The Pitfalls of Supply Documentation at the Point of Care

Recently at the OR Manager Conference in Long Beach, CA we held a presentation entitled “Pitfalls and Implications of Current Supply Documentation at the Point of Care.”  In it we highlighted how manual, duplicative and error-ridden this process is, and why poor point-of-care data matters – the implications of inaccurate patient medical records, poor recall and expiration tracking, over- and under-billing, and product waste, to name just a few problems.

The challenges that resonated most powerfully with our audience were: (1) the highly manual documentation process for implants and biologics; (2) items hoarding, i.e. placing products in numerous places to ensure that they won’t run out, thereby causing excess and waste; and (3) the amount of time nurses spend on reviewing and responding to billing errors the day after a procedure.
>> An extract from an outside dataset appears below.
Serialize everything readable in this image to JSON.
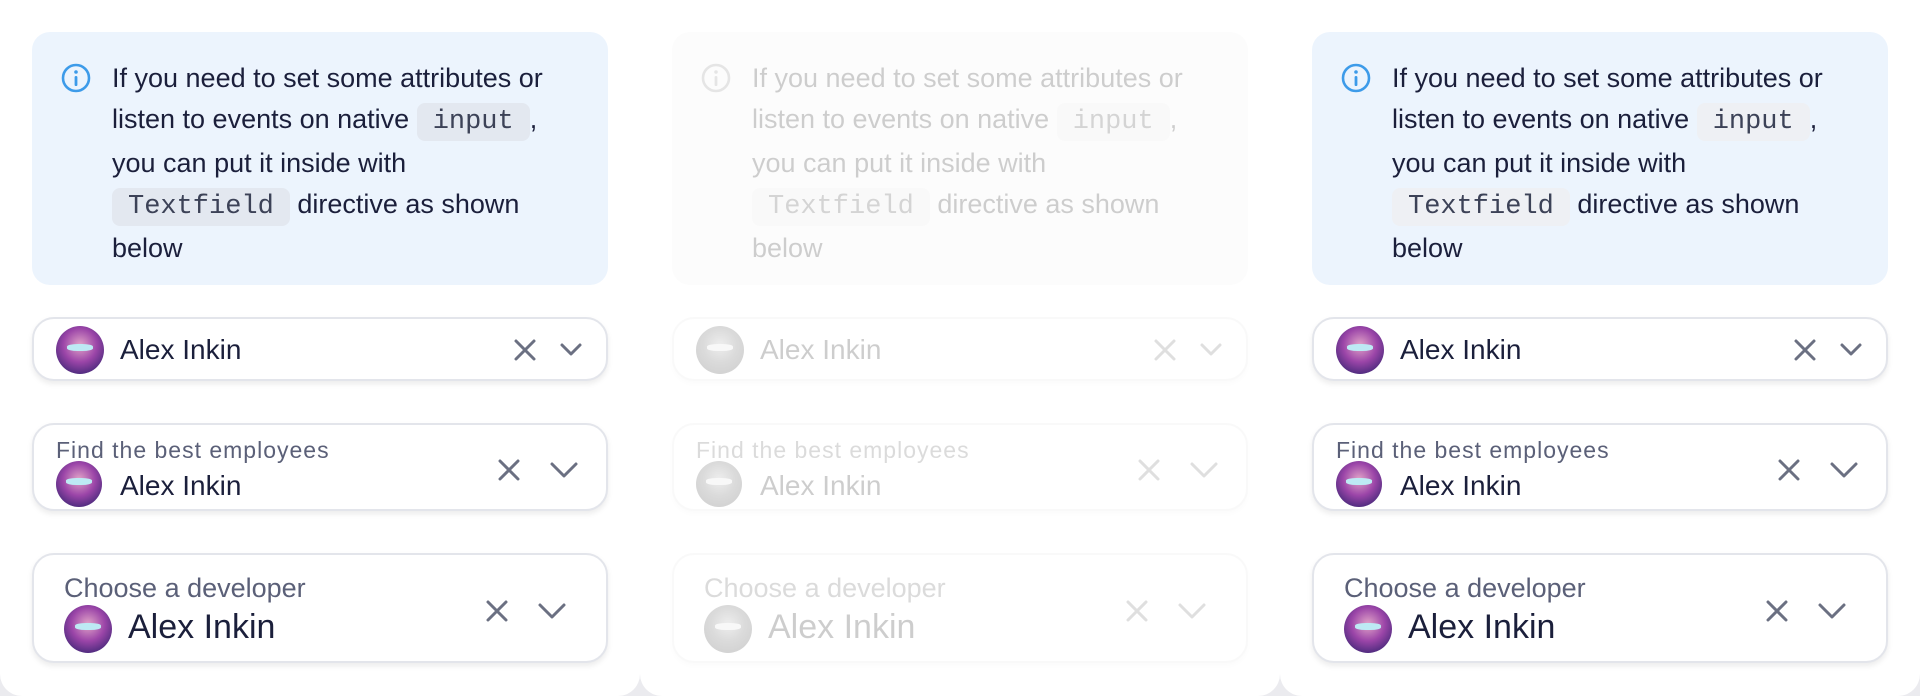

What the audience said they were most shocked to learn about was: (1) the financial impact of the errors in the clinical documentation process, and the consequences of over- and under-billing; (2) the excessive number of manual touch points in this process, from the nurses in the room to the billing clerk to the auditors and often back to the nurses; (3) how many actual pieces of paper have to be completed and tracked; and (4) to what degree this failure of supply documentation at the point of care makes it nearly impossible to track recalls to the patient.